The LM Ericsson and Sony Corp. joint venture said the loss of €213 million ($299 million) compared with a profit of €6 million a year ago. The result was the fourth consecutive quarterly loss for Sony Ericsson.
The company shipped 13.8 million units in the quarter, down 43% year-on-year. Sales for the period fell by 39% to €1.7 billion from €2.8 billion in the second quarter of 2008.
EQ Bank analyst Jari Honko said the report was largely in line with his expectations and underlines that Sony Ericsson is in “deep trouble.”
“My future outlook for the company is pretty dark,” he said. “I haven’t seen any magical trick that could improve Sony Ericsson’s position.”
He said that although the weak handset market was causing difficulties for Sony Ericsson, it also had some “major company-specific issues” regarding its product strategy.
“One should not draw any hasty conclusions for other companies, such as Nokia from this report,” he said.
Shares in Ericsson fell 0.3% to 75.5 kronor ($9.7) in Stockholm.
Sony Ericsson estimates its market share was over 5% in the second quarter compared with about 6% in the first quarter.
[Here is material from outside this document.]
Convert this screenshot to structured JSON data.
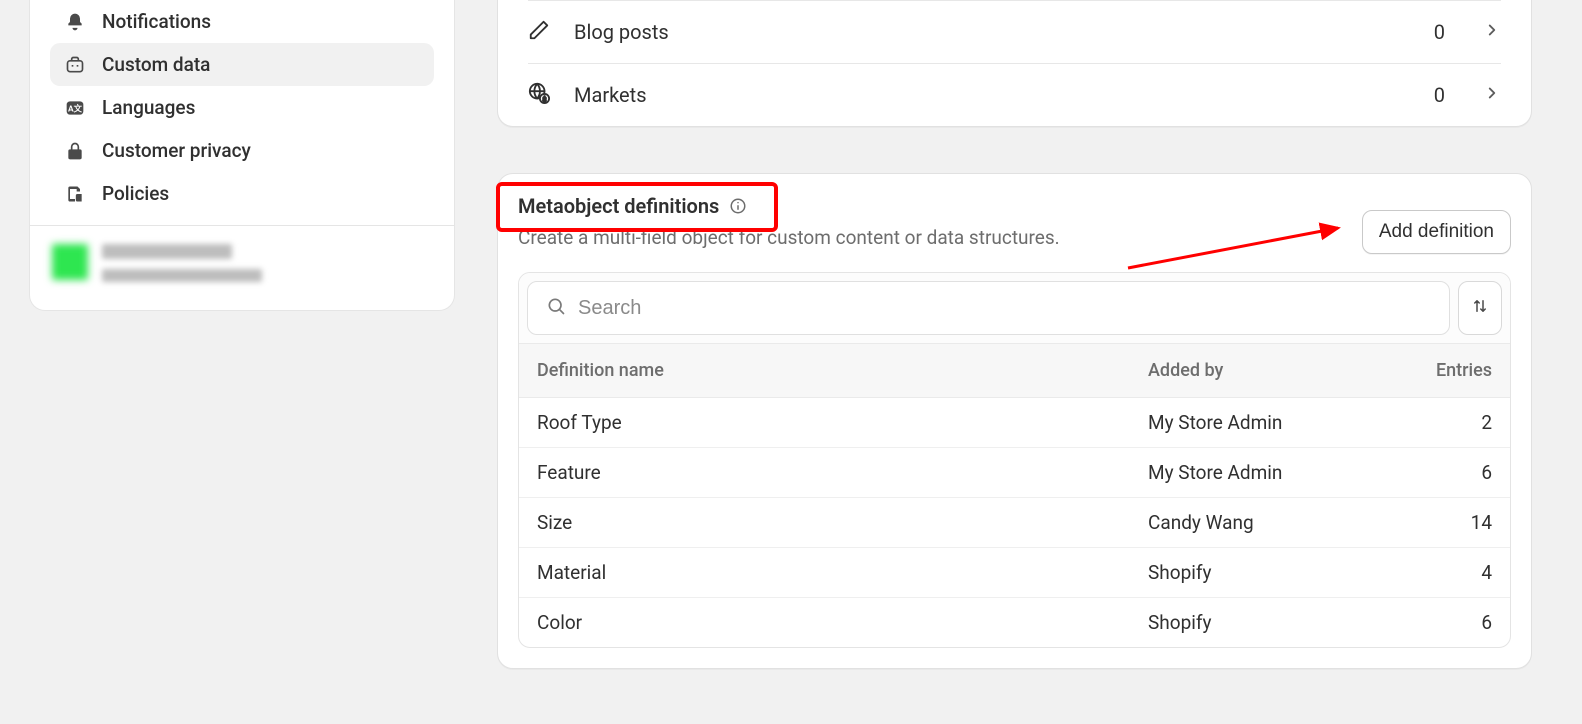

It also reiterated its outlook for the global handset market to fall at a rate of around 10% in 2009.
“As expected, the second quarter was challenging and we still believe the remainder of the year will be difficult for Sony Ericsson,” president Dick Komiyama said in a statement. “Our focus remains on bringing the company back to profitability and growth as quickly as possible, and our performance is starting to improve due to our cost reduction activities.”
The company’s weak position has triggered speculation in the media that the company may need a cash injection, possibly altering the ownership structure. Honko said such views were warranted.
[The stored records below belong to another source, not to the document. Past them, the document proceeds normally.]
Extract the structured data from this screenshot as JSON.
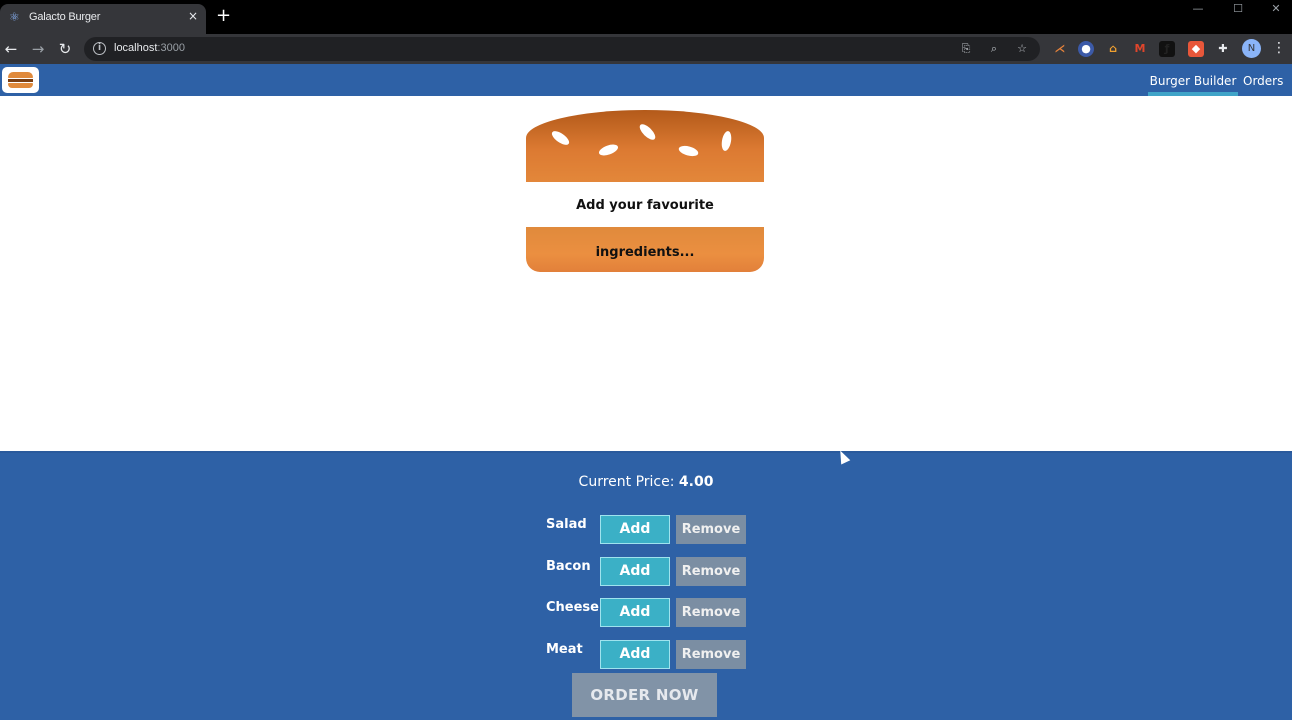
{
  "browser": {
    "tab_title": "Galacto Burger",
    "tab_close": "×",
    "new_tab": "+",
    "url_host": "localhost",
    "url_port": ":3000",
    "window_controls": [
      "—",
      "☐",
      "✕"
    ]
  },
  "nav": {
    "items": [
      {
        "label": "Burger Builder",
        "active": true
      },
      {
        "label": "Orders",
        "active": false
      }
    ]
  },
  "burger": {
    "empty_message": "Add your favourite ingredients..."
  },
  "controls": {
    "price_label": "Current Price:",
    "price_value": "4.00",
    "ingredients": [
      {
        "label": "Salad",
        "add": "Add",
        "remove": "Remove"
      },
      {
        "label": "Bacon",
        "add": "Add",
        "remove": "Remove"
      },
      {
        "label": "Cheese",
        "add": "Add",
        "remove": "Remove"
      },
      {
        "label": "Meat",
        "add": "Add",
        "remove": "Remove"
      }
    ],
    "order_button": "ORDER NOW"
  },
  "colors": {
    "app_blue": "#2e61a6",
    "add_button": "#3bb0c6",
    "remove_button": "#7b8ea3",
    "order_button": "#8193a7",
    "bread": "#e08a3c"
  }
}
“We’ll definitely see Sony and Ericsson discussing potential ownership changes or new investments in Sony Ericsson,” he said.
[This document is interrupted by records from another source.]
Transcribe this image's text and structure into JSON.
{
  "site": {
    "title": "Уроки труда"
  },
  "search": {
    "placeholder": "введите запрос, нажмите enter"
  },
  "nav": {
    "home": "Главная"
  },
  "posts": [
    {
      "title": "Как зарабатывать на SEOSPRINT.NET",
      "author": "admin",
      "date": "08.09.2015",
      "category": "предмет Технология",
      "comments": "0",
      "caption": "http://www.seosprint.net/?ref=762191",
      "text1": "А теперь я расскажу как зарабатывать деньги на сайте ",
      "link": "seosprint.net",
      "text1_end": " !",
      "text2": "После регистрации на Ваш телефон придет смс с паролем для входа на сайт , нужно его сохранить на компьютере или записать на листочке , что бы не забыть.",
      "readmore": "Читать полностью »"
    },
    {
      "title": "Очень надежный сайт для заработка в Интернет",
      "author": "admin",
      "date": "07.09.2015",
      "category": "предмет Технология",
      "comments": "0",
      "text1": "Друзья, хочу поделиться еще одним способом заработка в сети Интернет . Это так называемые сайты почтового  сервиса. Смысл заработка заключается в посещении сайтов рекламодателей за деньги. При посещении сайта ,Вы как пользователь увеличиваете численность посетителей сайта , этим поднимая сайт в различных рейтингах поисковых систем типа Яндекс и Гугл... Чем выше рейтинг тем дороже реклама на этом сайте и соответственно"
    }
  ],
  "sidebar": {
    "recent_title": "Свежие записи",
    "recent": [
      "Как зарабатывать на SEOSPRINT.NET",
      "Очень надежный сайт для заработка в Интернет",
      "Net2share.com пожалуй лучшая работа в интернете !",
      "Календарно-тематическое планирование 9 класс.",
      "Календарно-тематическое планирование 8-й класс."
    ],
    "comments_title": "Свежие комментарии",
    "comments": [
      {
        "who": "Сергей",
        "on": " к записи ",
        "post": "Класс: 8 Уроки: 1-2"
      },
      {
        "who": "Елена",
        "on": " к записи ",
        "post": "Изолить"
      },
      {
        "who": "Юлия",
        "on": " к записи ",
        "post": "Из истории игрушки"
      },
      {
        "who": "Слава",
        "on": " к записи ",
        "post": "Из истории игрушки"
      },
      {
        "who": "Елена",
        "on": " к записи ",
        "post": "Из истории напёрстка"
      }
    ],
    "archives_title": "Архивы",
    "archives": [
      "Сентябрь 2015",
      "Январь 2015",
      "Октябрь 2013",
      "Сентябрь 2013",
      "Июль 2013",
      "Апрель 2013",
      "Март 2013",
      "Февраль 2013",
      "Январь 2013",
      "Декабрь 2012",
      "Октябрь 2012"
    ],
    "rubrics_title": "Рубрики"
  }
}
In April Sony Ericsson said it would slash 2,000 jobs, on top of 2,000 jobs cut last year, to lower costs.
On Thursday it said programs launched in 2008 to cut costs by some €880 million are on track, with the full benefit expected during the second half of 2010. Since the beginning of the cost-cutting programs, Sony Ericsson has shed around 2,350 jobs, it said.